(HealthDay News) — Developing and using a personal website to chronicle their experience and communicate with others improves psychological and cancer-specific adjustment in women being treated for breast cancer, according to research published online Aug. 12 in the Journal of Clinical Oncology.
Annette L. Stanton, Ph.D., of the University of California at Los Angeles, and colleagues randomly assigned 88 women diagnosed with breast cancer to participation in Project Connect Online or a waiting-list control group. The intervention consisted of a three-hour workshop to create a personal website and a follow-up call to encourage its use.
The researchers found that, six months later, women in the intervention group showed significant benefit in depressive symptoms, positive mood, and life appreciation compared with women in the control group. No benefit was observed in negative mood, perceived strengthened relationships, or intrusive thoughts. Among women participating in the online intervention, those who were currently undergoing treatment for cancer showed significantly greater benefit in depressive symptoms and positive mood than those not receiving treatment.
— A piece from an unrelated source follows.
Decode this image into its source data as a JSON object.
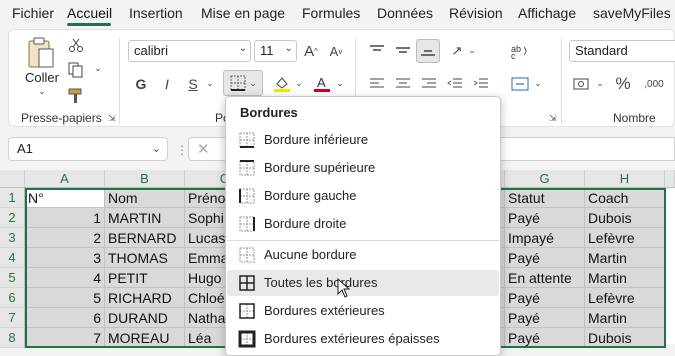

“To our knowledge, ours is the first research to evaluate an intervention to teach patients with cancer personal website development,” the authors write. “Findings suggest the promise of an intervention to facilitate the ability of women diagnosed with breast cancer to chronicle their experience and communicate with their social network via the Internet.”